How to reverse the decline in Egypt’s morality
As their citizens evolve, nations’ cultural norms go through clear ups and downs. The dilemma in Egypt is that morality is on a sharp downward trend, with no sign of a possible change of course. We Egyptians used to abide by a significant set of moral values that constituted a common ethical code among rich and poor, well-educated and illiterate. Today, the values that we had happily espoused for centuries have deteriorated seriously, reaching a risky, low level of immorality.
One of our main morality dilemmas is our overconfidence in our individual perspectives concerning righteousness and sin. Certain behaviors and practices that, in the eyes of a given group of Egyptians are absolutely perfect, may be perceived to be completely indecent by others, who share the same background. Each Egyptian citizen operates according to his or her own “manual” of what they define as moral values; there no longer appears to be a common norm that is shared by the entire society.
People normally need to have a clearly defined moral framework and set of guidelines that they can follow. This does not currently exist in Egypt — and it is probably absent on purpose. Alternatively, or even ahead of applying a moral guideline, Egypt needs proper law enforcement that, if well applied, will fine-tune citizens’ behaviors. This kind of government failing in the fields of law enforcement and morality has left the entire Egyptian population to move unguided in a grey area of immorality and unapplied laws.
The Egyptian state often argues that it is doing its best to rule and stabilize Egypt and its large population, while some pundits believe that our deteriorating morality is due to our accumulating economic challenges and the substantial increase in our population. In fact, I believe that the decline in our moral values is the result of the defects in the present government’s approach to ruling its citizens. Poverty and illiteracy are common socioeconomic factors that have existed in our history for centuries; nevertheless, even when both were in effect, individual citizens used to apply a high degree of morality.
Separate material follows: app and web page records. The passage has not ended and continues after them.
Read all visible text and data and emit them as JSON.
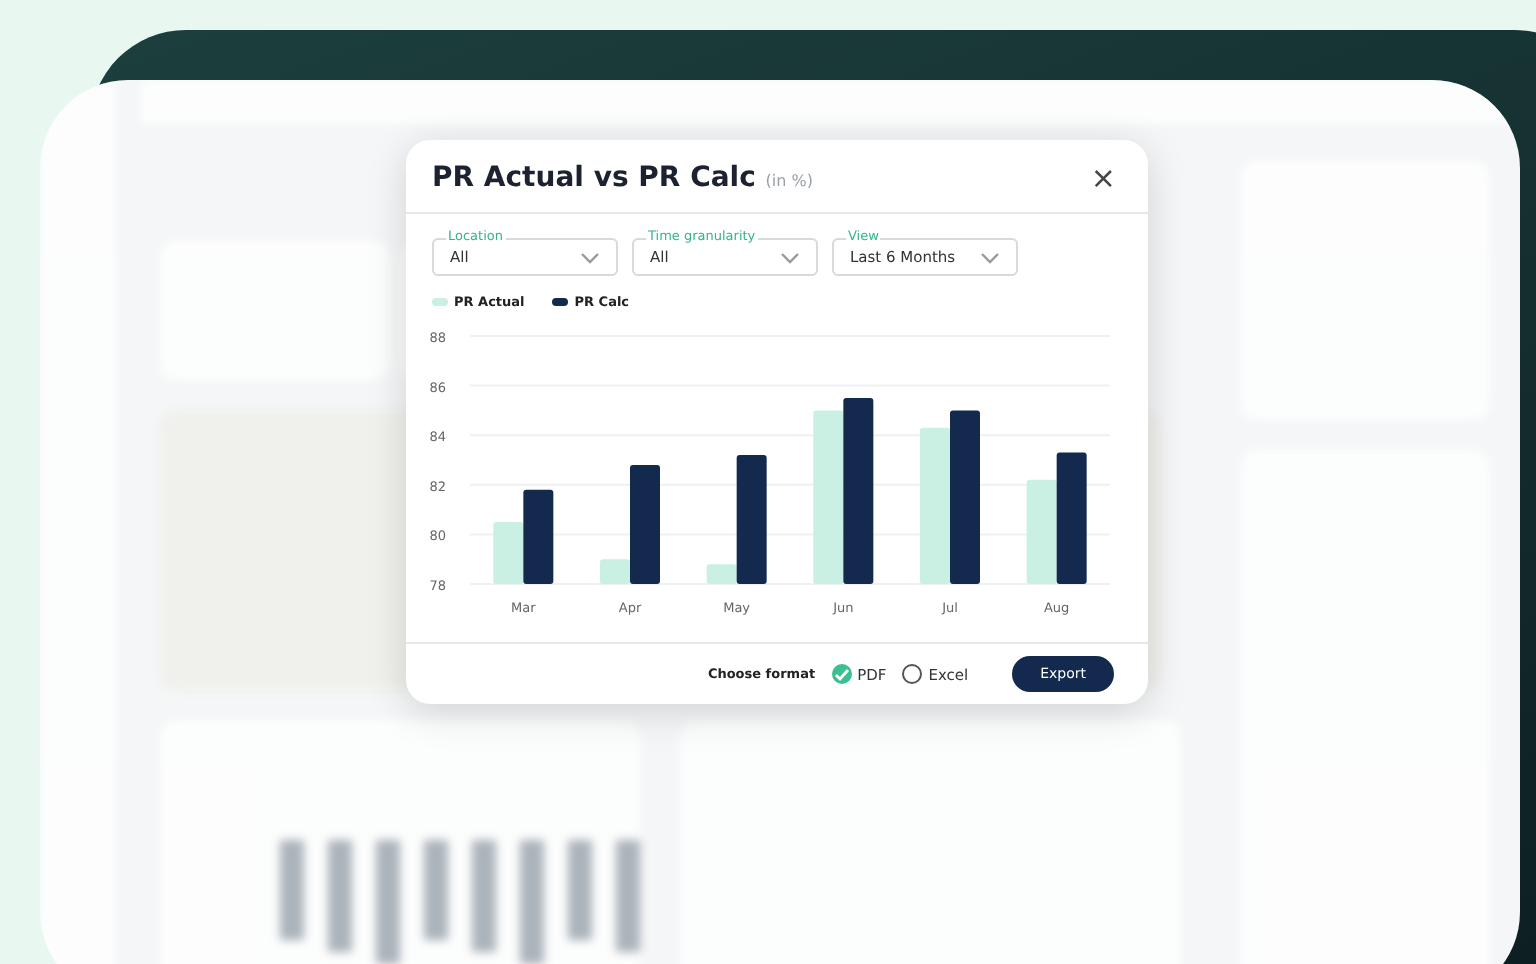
{
  "dialog": {
    "title": "PR Actual vs PR Calc",
    "title_note": "(in %)",
    "close": "×",
    "filters": [
      {
        "label": "Location",
        "value": "All"
      },
      {
        "label": "Time granularity",
        "value": "All"
      },
      {
        "label": "View",
        "value": "Last 6 Months"
      }
    ],
    "chart_data": {
      "type": "bar",
      "grid": true,
      "categories": [
        "Mar",
        "Apr",
        "May",
        "Jun",
        "Jul",
        "Aug"
      ],
      "ylim": [
        78,
        88
      ],
      "yticks": [
        78,
        80,
        82,
        84,
        86,
        88
      ],
      "series": [
        {
          "name": "PR Actual",
          "color": "#c9f0e3",
          "values": [
            80.5,
            79.0,
            78.8,
            85.0,
            84.3,
            82.2
          ]
        },
        {
          "name": "PR Calc",
          "color": "#132a4e",
          "values": [
            81.8,
            82.8,
            83.2,
            85.5,
            85.0,
            83.3
          ]
        }
      ]
    },
    "format_label": "Choose format",
    "formats": [
      {
        "label": "PDF",
        "selected": true
      },
      {
        "label": "Excel",
        "selected": false
      }
    ],
    "export": "Export"
  }
}
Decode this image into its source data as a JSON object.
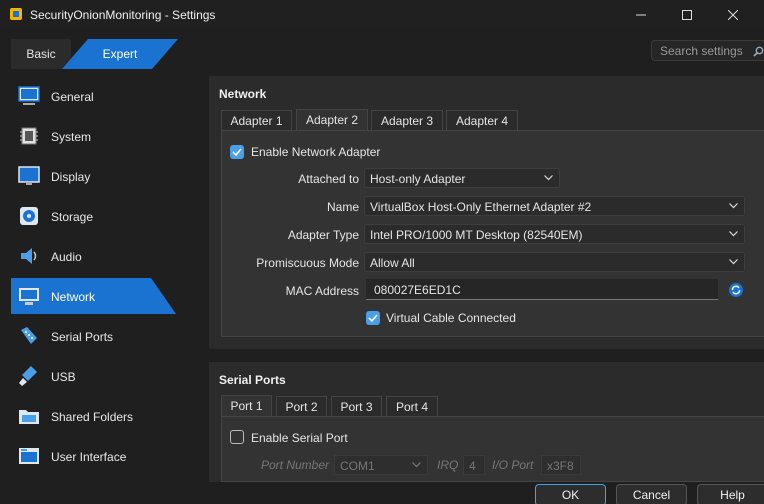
{
  "window": {
    "title": "SecurityOnionMonitoring - Settings"
  },
  "mode_tabs": {
    "basic": "Basic",
    "expert": "Expert"
  },
  "search": {
    "placeholder": "Search settings"
  },
  "sidebar": {
    "items": [
      {
        "label": "General",
        "icon": "general-icon"
      },
      {
        "label": "System",
        "icon": "system-icon"
      },
      {
        "label": "Display",
        "icon": "display-icon"
      },
      {
        "label": "Storage",
        "icon": "storage-icon"
      },
      {
        "label": "Audio",
        "icon": "audio-icon"
      },
      {
        "label": "Network",
        "icon": "network-icon",
        "active": true
      },
      {
        "label": "Serial Ports",
        "icon": "serial-ports-icon"
      },
      {
        "label": "USB",
        "icon": "usb-icon"
      },
      {
        "label": "Shared Folders",
        "icon": "shared-folders-icon"
      },
      {
        "label": "User Interface",
        "icon": "user-interface-icon"
      }
    ]
  },
  "network": {
    "title": "Network",
    "tabs": [
      "Adapter 1",
      "Adapter 2",
      "Adapter 3",
      "Adapter 4"
    ],
    "active_tab": "Adapter 2",
    "enable_label": "Enable Network Adapter",
    "enable_checked": true,
    "attached_to_label": "Attached to",
    "attached_to_value": "Host-only Adapter",
    "name_label": "Name",
    "name_value": "VirtualBox Host-Only Ethernet Adapter #2",
    "adapter_type_label": "Adapter Type",
    "adapter_type_value": "Intel PRO/1000 MT Desktop (82540EM)",
    "promiscuous_label": "Promiscuous Mode",
    "promiscuous_value": "Allow All",
    "mac_label": "MAC Address",
    "mac_value": "080027E6ED1C",
    "cable_label": "Virtual Cable Connected",
    "cable_checked": true
  },
  "serial": {
    "title": "Serial Ports",
    "tabs": [
      "Port 1",
      "Port 2",
      "Port 3",
      "Port 4"
    ],
    "active_tab": "Port 1",
    "enable_label": "Enable Serial Port",
    "enable_checked": false,
    "port_number_label": "Port Number",
    "port_number_value": "COM1",
    "irq_label": "IRQ",
    "irq_value": "4",
    "io_port_label": "I/O Port",
    "io_port_value": "x3F8"
  },
  "buttons": {
    "ok": "OK",
    "cancel": "Cancel",
    "help": "Help"
  },
  "colors": {
    "accent": "#1a73d1",
    "check": "#4a9fe8",
    "background": "#1f1f1f",
    "panel": "#2b2b2b"
  }
}
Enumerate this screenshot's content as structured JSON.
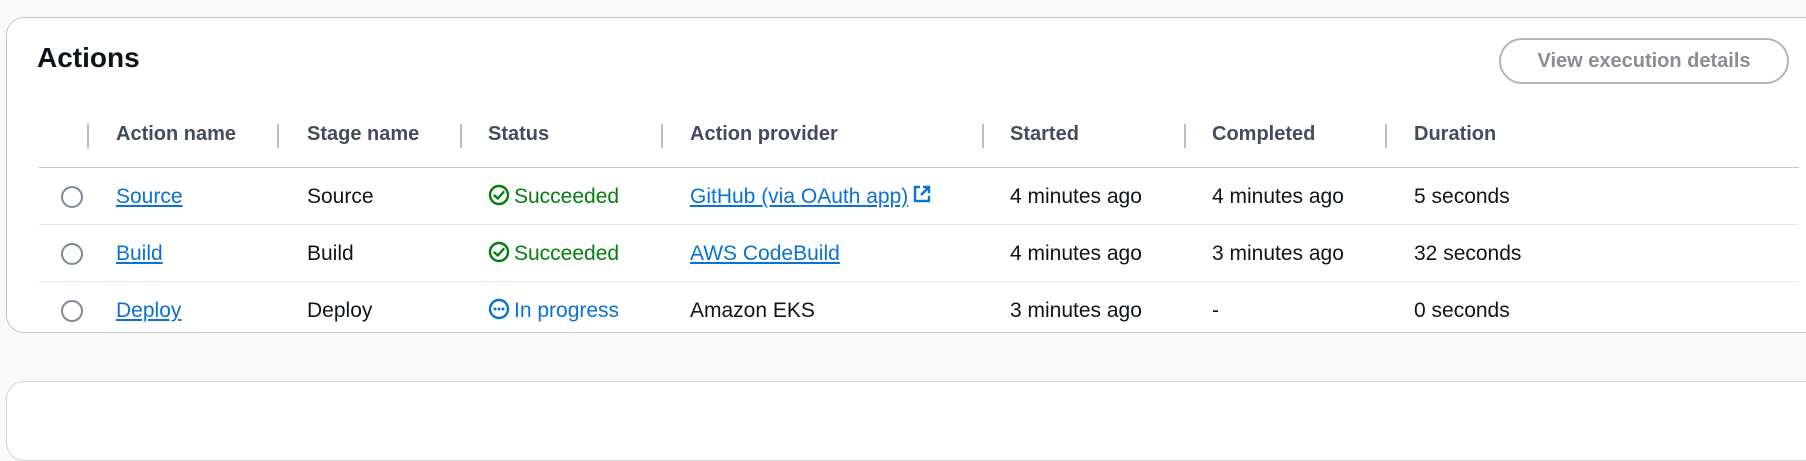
{
  "panel": {
    "title": "Actions",
    "view_button_label": "View execution details"
  },
  "table": {
    "headers": [
      "Action name",
      "Stage name",
      "Status",
      "Action provider",
      "Started",
      "Completed",
      "Duration"
    ],
    "rows": [
      {
        "action_name": "Source",
        "stage_name": "Source",
        "status": "Succeeded",
        "status_icon": "check-circle-icon",
        "action_provider": "GitHub (via OAuth app)",
        "provider_external": true,
        "started": "4 minutes ago",
        "completed": "4 minutes ago",
        "duration": "5 seconds"
      },
      {
        "action_name": "Build",
        "stage_name": "Build",
        "status": "Succeeded",
        "status_icon": "check-circle-icon",
        "action_provider": "AWS CodeBuild",
        "provider_external": false,
        "started": "4 minutes ago",
        "completed": "3 minutes ago",
        "duration": "32 seconds"
      },
      {
        "action_name": "Deploy",
        "stage_name": "Deploy",
        "status": "In progress",
        "status_icon": "in-progress-icon",
        "action_provider": "Amazon EKS",
        "provider_external": false,
        "started": "3 minutes ago",
        "completed": "-",
        "duration": "0 seconds"
      }
    ]
  },
  "colors": {
    "link": "#0972d3",
    "success": "#037f0c",
    "in_progress": "#0972d3",
    "header_text": "#414d5c",
    "border": "#c6c6cd"
  }
}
One of our main morality dilemmas is our overconfidence in our individual perspectives concerning righteousness and sin
Egyptians who believe that they are abiding by a perfect set of moral values are often comparing their adopted value standards to those of others who obviously suffer from a deficiency of moral values. However, with the mean bar of moral values set so low, the few who feel that they are morally superior are still not complying with the minimum prerequisites of morality. Meanwhile, the application of moral standards functions best when we are certain we can escape the legal consequences of our wrongdoings, yet refrain from unethical behavior that doesn’t comply with our moral values. In Egypt, however, our immorality works to manipulate the rule of law.
The Egyptian state has for decades been prompting individual citizens to look after their personal business interests. This has created a social condition in which Egyptians are fully occupied with maximizing their personal earnings, neglecting to apply any kind of morality. Citizens don’t even notice their moral failings — especially when they observe the immoral behavior of many Egyptian celebrities (politicians, wealthy citizens, artists, famous professionals, etc.).
The creation of this kind of individualistic understanding of morality has generated an immoral, chaotic nation of low integrity, where law enforcement is weak and wherein each citizen justifies his or her immoral acts and accuses the rest of society of being unethical. Meanwhile, the inadequate and dysfunctional rule of law that triggers citizens to commit minor wrongdoings can eventually empower them to undertake immoral acts that may entail illegal activity.
To regain our lost moral values, we need to work in a different direction involving leadership, law enforcement and the development of personal awareness. Executives in various positions need to set the example by implementing moral standards and explaining the benefits of morality for individuals and society. Meanwhile, proper application of the rule of law will certainly fine-tune citizens’ behaviors by prompting them to promote righteousness in society, regardless of personal returns. Egyptians need to realize that a moral society will serve them better.
- Mohammed Nosseir, a liberal politician from Egypt, is a strong advocate of political participation and economic freedom. Twitter: @MohammedNosseir